Uganda peace process moved closer to its end on Saturday when both government and rebel of the Lord’s Resistance Army/Movement (LRA/M) signed the fourth landmark truce to end hostilities.
Under the mediation of Southern Sudan Vice President Dr Reik Macar, Uganda government signed a detailed ceasefire agreement spelling out the procedures of locations of its implementations.
The agreement will, however, come in effect 24 hours after the signing of the comprehensive peace agreement by end of this February to end a 21-year long war that has claimed an estimated half a million lives in the East African country’s northern region.
Both parties now move to discuss the demobilisation, disarmament, and reintegrat ion (DDR) of rebel fighters, estimated to be about 10,000, according LRA leader J oseph Kony.
Uganda’s army spokesman, Captain Paddy Ankunda, who issued the latest agreement, said: “Considering the pace at which crucial issues are being solved and agreed , it likely the peace process will come to end by end of this month.”
Captain Ankunda explained: “The ceasefire basically means that both parties stop all sorts of hostilities like hostile propaganda and attacks. “It also requires the LRA to start preparing for the DDR by assembling in design ated areas in southern Sudan for its implementation under the watchful eye of in t ernational observers. “Our focus as (Uganda’s army) is to see that they really assemble in the assembl y areas, because it is the only way to confirm they are respecting what we agreed on.”

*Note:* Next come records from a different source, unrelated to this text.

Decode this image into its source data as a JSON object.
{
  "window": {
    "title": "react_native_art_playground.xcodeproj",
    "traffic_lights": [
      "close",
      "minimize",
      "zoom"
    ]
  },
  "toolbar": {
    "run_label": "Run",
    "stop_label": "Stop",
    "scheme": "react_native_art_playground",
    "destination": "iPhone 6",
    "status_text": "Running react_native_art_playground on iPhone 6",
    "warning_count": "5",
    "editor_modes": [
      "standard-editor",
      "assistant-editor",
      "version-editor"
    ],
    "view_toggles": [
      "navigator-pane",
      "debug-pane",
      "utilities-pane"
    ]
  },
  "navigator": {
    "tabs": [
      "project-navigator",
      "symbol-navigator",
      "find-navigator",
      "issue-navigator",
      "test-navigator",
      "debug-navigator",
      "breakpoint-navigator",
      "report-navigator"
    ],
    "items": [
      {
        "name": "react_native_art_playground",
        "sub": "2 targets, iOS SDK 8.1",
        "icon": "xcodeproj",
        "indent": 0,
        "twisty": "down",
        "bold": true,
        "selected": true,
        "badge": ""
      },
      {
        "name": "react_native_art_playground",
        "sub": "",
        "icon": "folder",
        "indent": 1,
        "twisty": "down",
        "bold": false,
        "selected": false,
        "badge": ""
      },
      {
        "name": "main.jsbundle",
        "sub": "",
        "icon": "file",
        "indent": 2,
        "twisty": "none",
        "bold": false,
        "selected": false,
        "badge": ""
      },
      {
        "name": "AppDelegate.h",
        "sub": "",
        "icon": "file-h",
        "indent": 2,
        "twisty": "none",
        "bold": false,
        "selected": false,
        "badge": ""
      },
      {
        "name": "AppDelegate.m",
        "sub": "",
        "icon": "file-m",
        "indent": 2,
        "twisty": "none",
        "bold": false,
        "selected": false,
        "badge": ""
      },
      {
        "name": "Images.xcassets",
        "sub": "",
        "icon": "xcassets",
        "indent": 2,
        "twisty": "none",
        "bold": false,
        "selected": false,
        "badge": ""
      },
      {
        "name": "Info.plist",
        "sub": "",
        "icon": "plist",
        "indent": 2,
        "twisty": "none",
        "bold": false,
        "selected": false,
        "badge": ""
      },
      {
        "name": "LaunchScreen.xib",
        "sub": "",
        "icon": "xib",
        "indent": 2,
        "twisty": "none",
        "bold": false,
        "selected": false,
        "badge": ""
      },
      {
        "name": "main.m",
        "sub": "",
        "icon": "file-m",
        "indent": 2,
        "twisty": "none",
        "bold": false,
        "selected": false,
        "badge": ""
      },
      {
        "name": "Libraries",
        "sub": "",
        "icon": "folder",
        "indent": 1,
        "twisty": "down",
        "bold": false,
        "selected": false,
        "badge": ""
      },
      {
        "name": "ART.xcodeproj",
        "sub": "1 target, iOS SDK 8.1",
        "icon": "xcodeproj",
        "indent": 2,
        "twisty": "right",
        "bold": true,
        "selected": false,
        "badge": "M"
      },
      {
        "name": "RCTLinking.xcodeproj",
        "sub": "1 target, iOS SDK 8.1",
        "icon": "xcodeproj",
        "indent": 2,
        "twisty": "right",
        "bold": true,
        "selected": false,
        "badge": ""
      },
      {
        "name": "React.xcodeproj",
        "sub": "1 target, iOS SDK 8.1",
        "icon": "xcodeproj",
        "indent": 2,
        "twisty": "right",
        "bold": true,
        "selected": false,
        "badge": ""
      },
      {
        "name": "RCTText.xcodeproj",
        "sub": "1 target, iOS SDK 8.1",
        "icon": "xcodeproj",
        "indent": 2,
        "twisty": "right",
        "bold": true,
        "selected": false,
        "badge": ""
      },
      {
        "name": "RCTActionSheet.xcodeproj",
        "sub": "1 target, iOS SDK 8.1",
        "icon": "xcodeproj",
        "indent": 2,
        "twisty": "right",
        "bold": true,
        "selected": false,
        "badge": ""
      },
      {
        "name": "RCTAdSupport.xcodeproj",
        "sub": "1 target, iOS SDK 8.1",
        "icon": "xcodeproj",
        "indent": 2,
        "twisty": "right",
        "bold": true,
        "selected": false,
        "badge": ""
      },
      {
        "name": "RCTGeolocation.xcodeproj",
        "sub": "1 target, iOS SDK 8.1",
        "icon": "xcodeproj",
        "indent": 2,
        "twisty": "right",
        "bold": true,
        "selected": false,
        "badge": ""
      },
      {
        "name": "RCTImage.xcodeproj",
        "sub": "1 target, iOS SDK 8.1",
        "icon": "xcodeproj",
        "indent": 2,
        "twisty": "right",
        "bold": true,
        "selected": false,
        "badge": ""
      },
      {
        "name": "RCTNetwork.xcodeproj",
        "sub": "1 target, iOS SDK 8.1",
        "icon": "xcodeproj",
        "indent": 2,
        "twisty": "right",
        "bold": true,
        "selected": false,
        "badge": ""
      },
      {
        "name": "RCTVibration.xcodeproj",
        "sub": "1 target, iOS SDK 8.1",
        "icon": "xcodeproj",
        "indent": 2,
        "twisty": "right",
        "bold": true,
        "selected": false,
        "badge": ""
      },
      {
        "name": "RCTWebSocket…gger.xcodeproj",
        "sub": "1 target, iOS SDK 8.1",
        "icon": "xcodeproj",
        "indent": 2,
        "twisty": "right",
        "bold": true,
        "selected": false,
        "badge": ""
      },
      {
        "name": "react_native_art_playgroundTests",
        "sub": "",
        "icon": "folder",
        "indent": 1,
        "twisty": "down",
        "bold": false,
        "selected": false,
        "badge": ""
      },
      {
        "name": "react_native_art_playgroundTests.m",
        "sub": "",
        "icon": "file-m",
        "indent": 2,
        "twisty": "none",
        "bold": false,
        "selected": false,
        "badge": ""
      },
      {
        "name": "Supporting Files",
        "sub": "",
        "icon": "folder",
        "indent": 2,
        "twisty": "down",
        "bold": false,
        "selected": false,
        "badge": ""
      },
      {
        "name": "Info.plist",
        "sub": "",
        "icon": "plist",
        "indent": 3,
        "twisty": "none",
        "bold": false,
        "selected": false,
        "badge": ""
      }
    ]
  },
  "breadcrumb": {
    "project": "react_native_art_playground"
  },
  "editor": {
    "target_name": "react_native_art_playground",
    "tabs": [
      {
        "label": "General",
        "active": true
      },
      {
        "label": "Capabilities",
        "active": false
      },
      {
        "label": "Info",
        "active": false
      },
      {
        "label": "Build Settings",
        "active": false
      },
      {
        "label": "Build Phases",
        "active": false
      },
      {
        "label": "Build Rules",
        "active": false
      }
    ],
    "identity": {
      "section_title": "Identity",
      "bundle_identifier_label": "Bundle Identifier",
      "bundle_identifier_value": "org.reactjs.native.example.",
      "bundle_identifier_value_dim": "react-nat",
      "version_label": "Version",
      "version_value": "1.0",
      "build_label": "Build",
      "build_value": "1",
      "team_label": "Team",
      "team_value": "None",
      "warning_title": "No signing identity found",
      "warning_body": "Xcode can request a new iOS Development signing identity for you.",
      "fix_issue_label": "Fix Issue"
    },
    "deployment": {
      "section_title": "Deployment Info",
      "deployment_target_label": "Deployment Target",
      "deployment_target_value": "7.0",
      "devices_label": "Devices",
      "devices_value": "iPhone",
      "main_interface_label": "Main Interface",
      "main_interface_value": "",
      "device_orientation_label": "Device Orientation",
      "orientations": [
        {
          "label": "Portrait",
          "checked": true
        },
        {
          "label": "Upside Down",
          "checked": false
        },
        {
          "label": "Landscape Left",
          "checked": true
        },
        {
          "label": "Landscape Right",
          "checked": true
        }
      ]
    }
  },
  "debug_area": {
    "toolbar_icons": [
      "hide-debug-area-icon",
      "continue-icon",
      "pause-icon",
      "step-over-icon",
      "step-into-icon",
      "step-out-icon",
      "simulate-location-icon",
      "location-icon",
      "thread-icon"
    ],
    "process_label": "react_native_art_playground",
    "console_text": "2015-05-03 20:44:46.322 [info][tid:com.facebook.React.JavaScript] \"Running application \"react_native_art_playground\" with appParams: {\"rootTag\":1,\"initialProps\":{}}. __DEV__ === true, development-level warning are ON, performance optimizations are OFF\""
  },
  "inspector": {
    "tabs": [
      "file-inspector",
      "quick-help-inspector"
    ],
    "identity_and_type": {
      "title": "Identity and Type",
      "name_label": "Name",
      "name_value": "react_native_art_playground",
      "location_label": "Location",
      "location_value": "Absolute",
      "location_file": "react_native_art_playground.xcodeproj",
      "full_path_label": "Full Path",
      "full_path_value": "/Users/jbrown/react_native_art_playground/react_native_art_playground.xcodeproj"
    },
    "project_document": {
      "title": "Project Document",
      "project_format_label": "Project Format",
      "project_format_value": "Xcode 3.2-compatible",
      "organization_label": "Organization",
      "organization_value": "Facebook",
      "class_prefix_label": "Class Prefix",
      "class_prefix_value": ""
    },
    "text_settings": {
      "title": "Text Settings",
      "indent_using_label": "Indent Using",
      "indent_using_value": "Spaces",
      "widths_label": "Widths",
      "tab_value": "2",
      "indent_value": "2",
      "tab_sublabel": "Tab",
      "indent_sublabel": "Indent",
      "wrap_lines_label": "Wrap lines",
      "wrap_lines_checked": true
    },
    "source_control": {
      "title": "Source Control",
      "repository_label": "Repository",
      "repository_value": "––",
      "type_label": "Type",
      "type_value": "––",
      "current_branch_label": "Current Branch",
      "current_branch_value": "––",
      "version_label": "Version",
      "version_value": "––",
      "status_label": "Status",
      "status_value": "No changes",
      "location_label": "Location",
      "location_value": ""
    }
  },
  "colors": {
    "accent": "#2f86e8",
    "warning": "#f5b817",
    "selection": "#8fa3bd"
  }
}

The over one-and-a-half years talks are aimed at finding a just, peaceful and la sting solution to one of Africa’s longest conflicts characterized by wanton killings, rape, sex slavery and abduction of children.
Earlier in this week both parties signed the second landmark truce spelling out how to promote accountability and reconciliation aimed at restoring harmony and t ranquility within the affected communities.